Yao Shujie, Deputy Director of the Faculty of Social Sciences of Chongqing University, told Outlook Weekly that the Chengdu-Chongqing economic circle is intended to be the fourth growth pole of China. The strategy will address the problem of unbalanced and inadequate regional development and drive high-quality development in the entire country.
Chengdu, capital of Sichuan, and Chongqing already have a sound economic foundation. In 2019, they accounted for 33.25 percent of the total GDP of the western region. In the first three quarters this year, they achieved GDP growth of 2.6 percent and 2.4 percent, respectively, despite the impacts of the novel coronavirus disease, ranking among the top in the country, according to the Outlook Weekly report.
“Though the coronavirus does not result in an end of interconnection among different countries, a trend of countries increasingly relying on their domestic markets has already started,” Tang Jiqiang, founder and chief researcher of SWUFE Institution, a think tank, told Economic Information Daily.
“While the Yangtze River Delta is considered the centre of China’s economic and trade cooperation with foreign countries, the Chengdu-Chongqing area is sure to play an important role in fostering the inherent growth momentum within the Chinese territory,” Yao said.
A leading force for the development of the western region, a junction between the east and the west, and linking the north and the south, the Chengdu-Chongqing area can receive industrial transfers from the coastal provinces, thus stimulating domestic demand in the region, he added.
“Building the Chengdu-Chongqing economic circle into an important growth pole and a new source of vitality will help address challenges and uncertainties in and outside China and consolidate national strategic security,” Tang said.
Competition to Coordination
Chengdu and Chongqing have similar development levels and industries.
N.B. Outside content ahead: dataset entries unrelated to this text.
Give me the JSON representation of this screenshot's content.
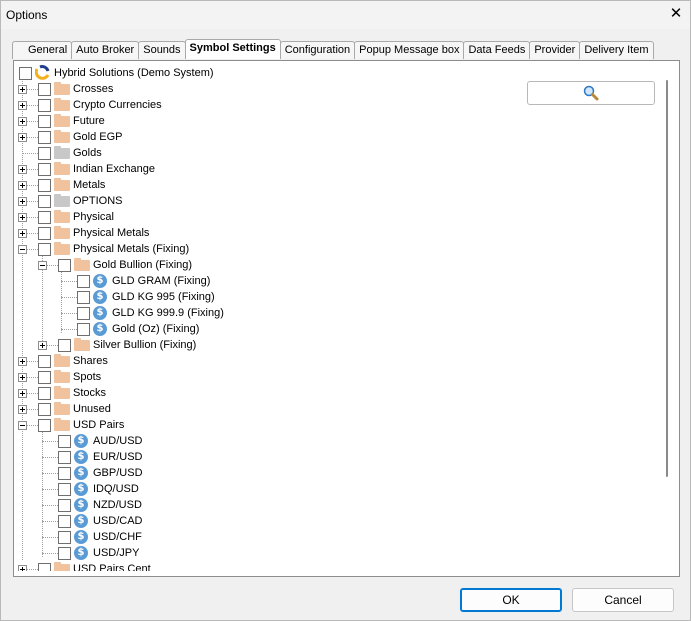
{
  "window": {
    "title": "Options",
    "close_glyph": "✕"
  },
  "tabs": [
    {
      "label": "General",
      "active": false
    },
    {
      "label": "Auto Broker",
      "active": false
    },
    {
      "label": "Sounds",
      "active": false
    },
    {
      "label": "Symbol Settings",
      "active": true
    },
    {
      "label": "Configuration",
      "active": false
    },
    {
      "label": "Popup Message box",
      "active": false
    },
    {
      "label": "Data Feeds",
      "active": false
    },
    {
      "label": "Provider",
      "active": false
    },
    {
      "label": "Delivery Item",
      "active": false
    }
  ],
  "tree": [
    {
      "label": "Hybrid Solutions (Demo System)",
      "level": 0,
      "icon": "logo-icon",
      "expander": "none"
    },
    {
      "label": "Crosses",
      "level": 1,
      "icon": "folder-icon",
      "expander": "plus"
    },
    {
      "label": "Crypto Currencies",
      "level": 1,
      "icon": "folder-icon",
      "expander": "plus"
    },
    {
      "label": "Future",
      "level": 1,
      "icon": "folder-icon",
      "expander": "plus"
    },
    {
      "label": "Gold EGP",
      "level": 1,
      "icon": "folder-icon",
      "expander": "plus"
    },
    {
      "label": "Golds",
      "level": 1,
      "icon": "gray-folder-icon",
      "expander": "none"
    },
    {
      "label": "Indian Exchange",
      "level": 1,
      "icon": "folder-icon",
      "expander": "plus"
    },
    {
      "label": "Metals",
      "level": 1,
      "icon": "folder-icon",
      "expander": "plus"
    },
    {
      "label": "OPTIONS",
      "level": 1,
      "icon": "gray-folder-icon",
      "expander": "plus"
    },
    {
      "label": "Physical",
      "level": 1,
      "icon": "folder-icon",
      "expander": "plus"
    },
    {
      "label": "Physical Metals",
      "level": 1,
      "icon": "folder-icon",
      "expander": "plus"
    },
    {
      "label": "Physical Metals (Fixing)",
      "level": 1,
      "icon": "folder-icon",
      "expander": "minus"
    },
    {
      "label": "Gold Bullion (Fixing)",
      "level": 2,
      "icon": "folder-icon",
      "expander": "minus"
    },
    {
      "label": "GLD GRAM (Fixing)",
      "level": 3,
      "icon": "dollar-coin-icon",
      "expander": "none"
    },
    {
      "label": "GLD KG 995 (Fixing)",
      "level": 3,
      "icon": "dollar-coin-icon",
      "expander": "none"
    },
    {
      "label": "GLD KG 999.9 (Fixing)",
      "level": 3,
      "icon": "dollar-coin-icon",
      "expander": "none"
    },
    {
      "label": "Gold (Oz) (Fixing)",
      "level": 3,
      "icon": "dollar-coin-icon",
      "expander": "none"
    },
    {
      "label": "Silver Bullion (Fixing)",
      "level": 2,
      "icon": "folder-icon",
      "expander": "plus"
    },
    {
      "label": "Shares",
      "level": 1,
      "icon": "folder-icon",
      "expander": "plus"
    },
    {
      "label": "Spots",
      "level": 1,
      "icon": "folder-icon",
      "expander": "plus"
    },
    {
      "label": "Stocks",
      "level": 1,
      "icon": "folder-icon",
      "expander": "plus"
    },
    {
      "label": "Unused",
      "level": 1,
      "icon": "folder-icon",
      "expander": "plus"
    },
    {
      "label": "USD Pairs",
      "level": 1,
      "icon": "folder-icon",
      "expander": "minus"
    },
    {
      "label": "AUD/USD",
      "level": 2,
      "icon": "dollar-coin-icon",
      "expander": "none"
    },
    {
      "label": "EUR/USD",
      "level": 2,
      "icon": "dollar-coin-icon",
      "expander": "none"
    },
    {
      "label": "GBP/USD",
      "level": 2,
      "icon": "dollar-coin-icon",
      "expander": "none"
    },
    {
      "label": "IDQ/USD",
      "level": 2,
      "icon": "dollar-coin-icon",
      "expander": "none"
    },
    {
      "label": "NZD/USD",
      "level": 2,
      "icon": "dollar-coin-icon",
      "expander": "none"
    },
    {
      "label": "USD/CAD",
      "level": 2,
      "icon": "dollar-coin-icon",
      "expander": "none"
    },
    {
      "label": "USD/CHF",
      "level": 2,
      "icon": "dollar-coin-icon",
      "expander": "none"
    },
    {
      "label": "USD/JPY",
      "level": 2,
      "icon": "dollar-coin-icon",
      "expander": "none"
    },
    {
      "label": "USD Pairs Cent",
      "level": 1,
      "icon": "folder-icon",
      "expander": "plus"
    }
  ],
  "search_button": {
    "icon": "magnifier-icon"
  },
  "buttons": {
    "ok": "OK",
    "cancel": "Cancel"
  },
  "colors": {
    "folder": "#f0c29e",
    "coin": "#5b9bd5",
    "ok_border": "#0078d4"
  }
}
With the Chengdu-Chongqing economic circle, the two cities’ pillar industries will move from competition to coordination.
“The overlapping of the two cities’ industries is also the foundation for them to cooperate and achieve integration,” Zheng Bei, head of the Sichuan Provincial Development and Reform Commission, said.
For instance, earlier this year Chongqing and Sichuan signed a memorandum of understanding on port and logistics cooperation and a one-stop service cooperation agreement on international trade. Their transport authorities have also signed an agreement on integrated development of transport services.
Zheng said the cooperation between Chengdu and Chongqing will be intensified to establish industrial and value chains of global influence. In the future, they will strengthen infrastructure connectivity, industrial coordination and sharing of public services.
He also said the two cities will improve the quality and level of urbanization and continue to upgrade urban infrastructure and public services. More attention will be paid to raising the primary-level capacity of governance and making the region better able to support the concentration of industries and population. Rural-to-urban migration will be facilitated to advance economic restructuring and improve people’s wellbeing.